By Lindy Earl
I keep hearing stories about people who have gone through yet another break up, or are having a bad day at work, or some issue, and, too often, they see it as other peoples’ fault. They have to blame someone or something, even if it’s just that life is unfair.
We all make choices daily. I’m rather unhappy some days that I am not in a relationship, and those days are normally when I have to do my yard work all alone I would love to have someone out there in the yard with me or, even better, out there in the yard instead of me. But my choice to end my marriage was not predicated on yard help. It was my decision to end the marriage that brought me to doing yard work alone. I can’t blame anyone else for the situation in which I find myself. I made the choice. The right choice about my marriage resulted in an unfortunate situation with my yard work, but it was still me who caused the situation. I am not blaming anyone else.
Another example: I am rather unhappy to have to stop and get my own gas. I have found this is a gender issue, that women especially dislike having to pump gas. It was my decision to be alone that led me to this point and, quite honestly, I always stopped for gas when I was married. My point is that I can choose to be sad and negative and complain about the fact that, oh my gosh, I have to mow my own lawn and pump my own gas, or I can be happy that I have a yard to mow and a car that needs gas. I am happy to have a lawn mower that works, and it was with the help of a friend that I bought this lawnmower a couple of years ago. I have legs that work and hands that know how to pump gas and money to pay for it.
We all have a lot of good in our lives. You’ve seen the stats that say you’re probably part of the richest 10% of people in the world if you have a roof over your head and food on your table. In truth, we are all fine. We know that deep down. So we need to choose to focus on the good and accept responsibility for where we are in life.
I have recently seen multiple comments on social media about needing a sugar daddy. In fairness I have heard men talk about sugar mamas as well. Whenever I hear someone say that they need someone to pay for a trip to the beach, I just shake my head and think, “Honey, be the person who is going to pay for your own trip.” You don’t need someone to pay your bills, especially not your discretionary bills. Yes, a vacation is discretionary spending, not required. It’s a want, not a need.
If the money isn’t there, then don’t go. And, don’t blame someone else because the money isn’t there.
Decide what is important to you. If you want an annual vacation, then start putting money aside every day/week/month to save for your vacation. Saving money isn’t as hard as some people think. It may mean going to your payroll people and having them transfer $10 every pay period to a new account that you set up. It may mean switching from a debit card to cash so that you can be more aware of how much money you spend. It may mean saving your change in a jar so you have extra money at Christmas. It may mean making coffee at home, or brown-bagging lunch, and putting the saved money aside. It may mean cleaning out your closet and taking the clothes you never wear to a consignment shop.
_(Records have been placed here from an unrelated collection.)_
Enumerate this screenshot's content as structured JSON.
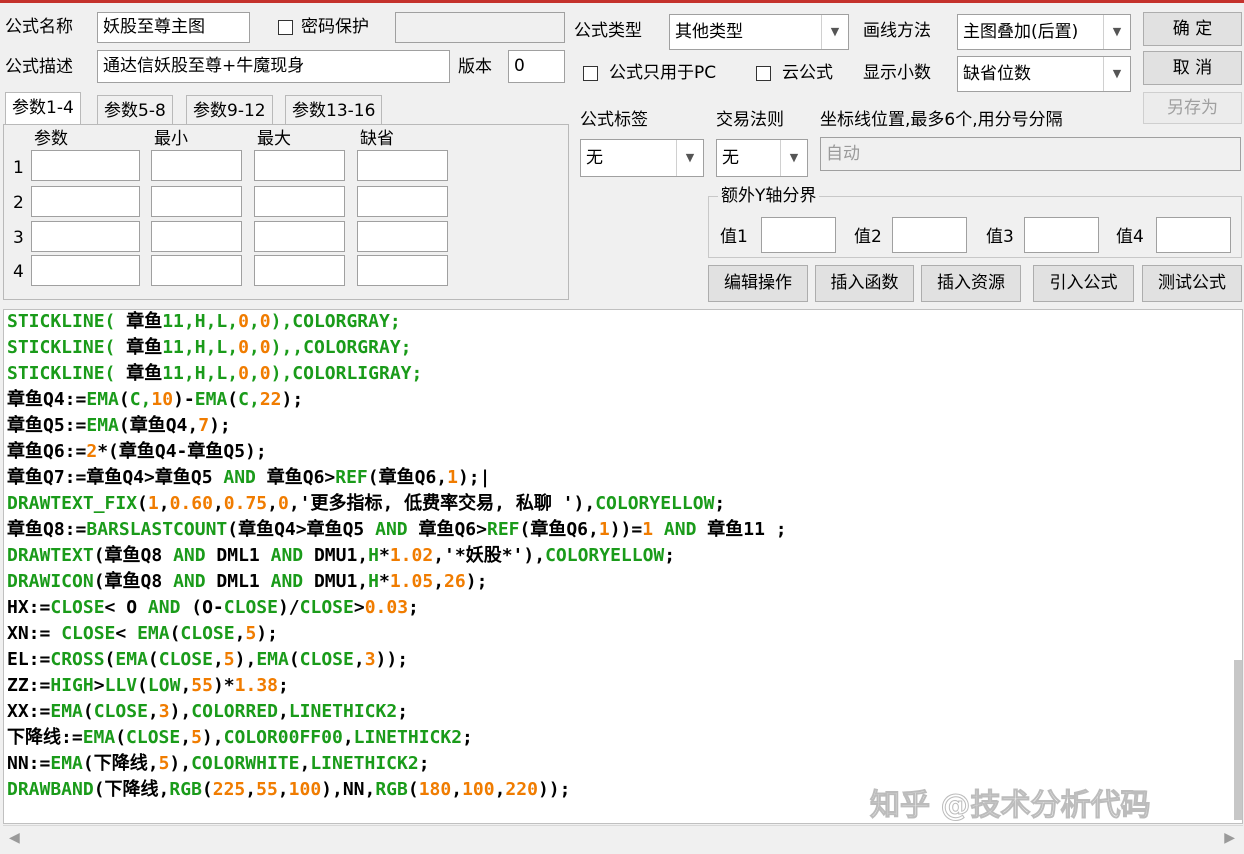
{
  "colors": {
    "window_border": "#c4322c",
    "code_green": "#1a9b1a",
    "code_orange": "#f07c00",
    "code_black": "#000000",
    "code_ident_green": "#1a9b1a"
  },
  "form": {
    "name_label": "公式名称",
    "name_value": "妖股至尊主图",
    "password_label": "密码保护",
    "desc_label": "公式描述",
    "desc_value": "通达信妖股至尊+牛魔现身",
    "version_label": "版本",
    "version_value": "0",
    "type_label": "公式类型",
    "type_value": "其他类型",
    "draw_label": "画线方法",
    "draw_value": "主图叠加(后置)",
    "pc_only_label": "公式只用于PC",
    "cloud_label": "云公式",
    "decimals_label": "显示小数",
    "decimals_value": "缺省位数",
    "tag_label": "公式标签",
    "tag_value": "无",
    "trade_rule_label": "交易法则",
    "trade_rule_value": "无",
    "axis_label": "坐标线位置,最多6个,用分号分隔",
    "axis_value": "自动",
    "extra_y_label": "额外Y轴分界",
    "extra_vals": [
      "值1",
      "值2",
      "值3",
      "值4"
    ]
  },
  "buttons": {
    "ok": "确  定",
    "cancel": "取  消",
    "save_as": "另存为",
    "edit": "编辑操作",
    "insert_func": "插入函数",
    "insert_res": "插入资源",
    "import": "引入公式",
    "test": "测试公式"
  },
  "tabs": [
    "参数1-4",
    "参数5-8",
    "参数9-12",
    "参数13-16"
  ],
  "param_headers": [
    "参数",
    "最小",
    "最大",
    "缺省"
  ],
  "param_rows": [
    "1",
    "2",
    "3",
    "4"
  ],
  "code": [
    [
      [
        "g",
        "STICKLINE( "
      ],
      [
        "k",
        "章鱼"
      ],
      [
        "g",
        "11,H,L,"
      ],
      [
        "o",
        "0"
      ],
      [
        "g",
        ","
      ],
      [
        "o",
        "0"
      ],
      [
        "g",
        "),COLORGRAY;"
      ]
    ],
    [
      [
        "g",
        "STICKLINE( "
      ],
      [
        "k",
        "章鱼"
      ],
      [
        "g",
        "11,H,L,"
      ],
      [
        "o",
        "0"
      ],
      [
        "g",
        ","
      ],
      [
        "o",
        "0"
      ],
      [
        "g",
        "),,COLORGRAY;"
      ]
    ],
    [
      [
        "g",
        "STICKLINE( "
      ],
      [
        "k",
        "章鱼"
      ],
      [
        "g",
        "11,H,L,"
      ],
      [
        "o",
        "0"
      ],
      [
        "g",
        ","
      ],
      [
        "o",
        "0"
      ],
      [
        "g",
        "),COLORLIGRAY;"
      ]
    ],
    [
      [
        "k",
        "章鱼Q4:="
      ],
      [
        "g",
        "EMA"
      ],
      [
        "k",
        "("
      ],
      [
        "g",
        "C,"
      ],
      [
        "o",
        "10"
      ],
      [
        "k",
        ")-"
      ],
      [
        "g",
        "EMA"
      ],
      [
        "k",
        "("
      ],
      [
        "g",
        "C,"
      ],
      [
        "o",
        "22"
      ],
      [
        "k",
        ");"
      ]
    ],
    [
      [
        "k",
        "章鱼Q5:="
      ],
      [
        "g",
        "EMA"
      ],
      [
        "k",
        "(章鱼Q4,"
      ],
      [
        "o",
        "7"
      ],
      [
        "k",
        ");"
      ]
    ],
    [
      [
        "k",
        "章鱼Q6:="
      ],
      [
        "o",
        "2"
      ],
      [
        "k",
        "*(章鱼Q4-章鱼Q5);"
      ]
    ],
    [
      [
        "k",
        "章鱼Q7:=章鱼Q4>章鱼Q5 "
      ],
      [
        "g",
        "AND"
      ],
      [
        "k",
        " 章鱼Q6>"
      ],
      [
        "g",
        "REF"
      ],
      [
        "k",
        "(章鱼Q6,"
      ],
      [
        "o",
        "1"
      ],
      [
        "k",
        ");|"
      ]
    ],
    [
      [
        "g",
        "DRAWTEXT_FIX"
      ],
      [
        "k",
        "("
      ],
      [
        "o",
        "1"
      ],
      [
        "k",
        ","
      ],
      [
        "o",
        "0.60"
      ],
      [
        "k",
        ","
      ],
      [
        "o",
        "0.75"
      ],
      [
        "k",
        ","
      ],
      [
        "o",
        "0"
      ],
      [
        "k",
        ",'更多指标, 低费率交易, 私聊 '),"
      ],
      [
        "g",
        "COLORYELLOW"
      ],
      [
        "k",
        ";"
      ]
    ],
    [
      [
        "k",
        "章鱼Q8:="
      ],
      [
        "g",
        "BARSLASTCOUNT"
      ],
      [
        "k",
        "(章鱼Q4>章鱼Q5 "
      ],
      [
        "g",
        "AND"
      ],
      [
        "k",
        " 章鱼Q6>"
      ],
      [
        "g",
        "REF"
      ],
      [
        "k",
        "(章鱼Q6,"
      ],
      [
        "o",
        "1"
      ],
      [
        "k",
        "))="
      ],
      [
        "o",
        "1"
      ],
      [
        "k",
        " "
      ],
      [
        "g",
        "AND"
      ],
      [
        "k",
        " 章鱼11 ;"
      ]
    ],
    [
      [
        "g",
        "DRAWTEXT"
      ],
      [
        "k",
        "(章鱼Q8 "
      ],
      [
        "g",
        "AND"
      ],
      [
        "k",
        " DML1 "
      ],
      [
        "g",
        "AND"
      ],
      [
        "k",
        " DMU1,"
      ],
      [
        "g",
        "H"
      ],
      [
        "k",
        "*"
      ],
      [
        "o",
        "1.02"
      ],
      [
        "k",
        ",'*妖股*'),"
      ],
      [
        "g",
        "COLORYELLOW"
      ],
      [
        "k",
        ";"
      ]
    ],
    [
      [
        "g",
        "DRAWICON"
      ],
      [
        "k",
        "(章鱼Q8 "
      ],
      [
        "g",
        "AND"
      ],
      [
        "k",
        " DML1 "
      ],
      [
        "g",
        "AND"
      ],
      [
        "k",
        " DMU1,"
      ],
      [
        "g",
        "H"
      ],
      [
        "k",
        "*"
      ],
      [
        "o",
        "1.05"
      ],
      [
        "k",
        ","
      ],
      [
        "o",
        "26"
      ],
      [
        "k",
        ");"
      ]
    ],
    [
      [
        "k",
        "HX:="
      ],
      [
        "g",
        "CLOSE"
      ],
      [
        "k",
        "< O "
      ],
      [
        "g",
        "AND"
      ],
      [
        "k",
        " (O-"
      ],
      [
        "g",
        "CLOSE"
      ],
      [
        "k",
        ")/"
      ],
      [
        "g",
        "CLOSE"
      ],
      [
        "k",
        ">"
      ],
      [
        "o",
        "0.03"
      ],
      [
        "k",
        ";"
      ]
    ],
    [
      [
        "k",
        "XN:= "
      ],
      [
        "g",
        "CLOSE"
      ],
      [
        "k",
        "< "
      ],
      [
        "g",
        "EMA"
      ],
      [
        "k",
        "("
      ],
      [
        "g",
        "CLOSE"
      ],
      [
        "k",
        ","
      ],
      [
        "o",
        "5"
      ],
      [
        "k",
        ");"
      ]
    ],
    [
      [
        "k",
        "EL:="
      ],
      [
        "g",
        "CROSS"
      ],
      [
        "k",
        "("
      ],
      [
        "g",
        "EMA"
      ],
      [
        "k",
        "("
      ],
      [
        "g",
        "CLOSE"
      ],
      [
        "k",
        ","
      ],
      [
        "o",
        "5"
      ],
      [
        "k",
        "),"
      ],
      [
        "g",
        "EMA"
      ],
      [
        "k",
        "("
      ],
      [
        "g",
        "CLOSE"
      ],
      [
        "k",
        ","
      ],
      [
        "o",
        "3"
      ],
      [
        "k",
        "));"
      ]
    ],
    [
      [
        "k",
        "ZZ:="
      ],
      [
        "g",
        "HIGH"
      ],
      [
        "k",
        ">"
      ],
      [
        "g",
        "LLV"
      ],
      [
        "k",
        "("
      ],
      [
        "g",
        "LOW"
      ],
      [
        "k",
        ","
      ],
      [
        "o",
        "55"
      ],
      [
        "k",
        ")*"
      ],
      [
        "o",
        "1.38"
      ],
      [
        "k",
        ";"
      ]
    ],
    [
      [
        "k",
        "XX:="
      ],
      [
        "g",
        "EMA"
      ],
      [
        "k",
        "("
      ],
      [
        "g",
        "CLOSE"
      ],
      [
        "k",
        ","
      ],
      [
        "o",
        "3"
      ],
      [
        "k",
        "),"
      ],
      [
        "g",
        "COLORRED"
      ],
      [
        "k",
        ","
      ],
      [
        "g",
        "LINETHICK2"
      ],
      [
        "k",
        ";"
      ]
    ],
    [
      [
        "k",
        "下降线:="
      ],
      [
        "g",
        "EMA"
      ],
      [
        "k",
        "("
      ],
      [
        "g",
        "CLOSE"
      ],
      [
        "k",
        ","
      ],
      [
        "o",
        "5"
      ],
      [
        "k",
        "),"
      ],
      [
        "g",
        "COLOR00FF00"
      ],
      [
        "k",
        ","
      ],
      [
        "g",
        "LINETHICK2"
      ],
      [
        "k",
        ";"
      ]
    ],
    [
      [
        "k",
        "NN:="
      ],
      [
        "g",
        "EMA"
      ],
      [
        "k",
        "(下降线,"
      ],
      [
        "o",
        "5"
      ],
      [
        "k",
        "),"
      ],
      [
        "g",
        "COLORWHITE"
      ],
      [
        "k",
        ","
      ],
      [
        "g",
        "LINETHICK2"
      ],
      [
        "k",
        ";"
      ]
    ],
    [
      [
        "g",
        "DRAWBAND"
      ],
      [
        "k",
        "(下降线,"
      ],
      [
        "g",
        "RGB"
      ],
      [
        "k",
        "("
      ],
      [
        "o",
        "225"
      ],
      [
        "k",
        ","
      ],
      [
        "o",
        "55"
      ],
      [
        "k",
        ","
      ],
      [
        "o",
        "100"
      ],
      [
        "k",
        "),NN,"
      ],
      [
        "g",
        "RGB"
      ],
      [
        "k",
        "("
      ],
      [
        "o",
        "180"
      ],
      [
        "k",
        ","
      ],
      [
        "o",
        "100"
      ],
      [
        "k",
        ","
      ],
      [
        "o",
        "220"
      ],
      [
        "k",
        "));"
      ]
    ]
  ],
  "watermark": "知乎 @技术分析代码"
}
Those decisions all help you make better choices with your finances. Now, apply the same thoughts to work and relationships. At work, another person getting promoted isn’t unfair if they are pulling more hours and working harder than everyone else. The person with a great attitude and kind heart may get ahead faster, but there’s the reason for it – their great attitude and kind heart!
In relationships, is it time to cut the strings with someone who is not good for you? Yes, you may be alone for a while, but alone and happy is better than in a bad relationship. And, when you’re alone, you’ll have nobody to blame for anything. You may even be able to see your part in why the relationship didn’t work and what you need to do better, or different, in future relationships.
Basically, it’s time for some people amongst us to grow up. Your bad day is nobody’s fault, not even yours. Sometimes, bad days happen. You can blame others, even the traffic, but the point is, you need to accept it and move on. Casting blame doesn’t help anything and can make you look bad.
Make really great decisions today, even if they are difficult. Choose to spend your income wisely; choose to get to work early and volunteer for the difficult projects; be the mature and responsible person in all your relationships. Accept responsibility for every aspect of your life and you’ll find the right choices lead to better outcomes.
I would love to hear from you. Please comment and share your thoughts. If you like this article please share with your network!
Lindy is a Consultant, Speaker, and Writer, currently living in Atlanta, GA. She is The Business Coach focusing on Relationships through Communication, Leadership, and Corporate Culture. You will be more successful with Lindy on your team. Please contact her at LMEarl@EarlMarketing.com.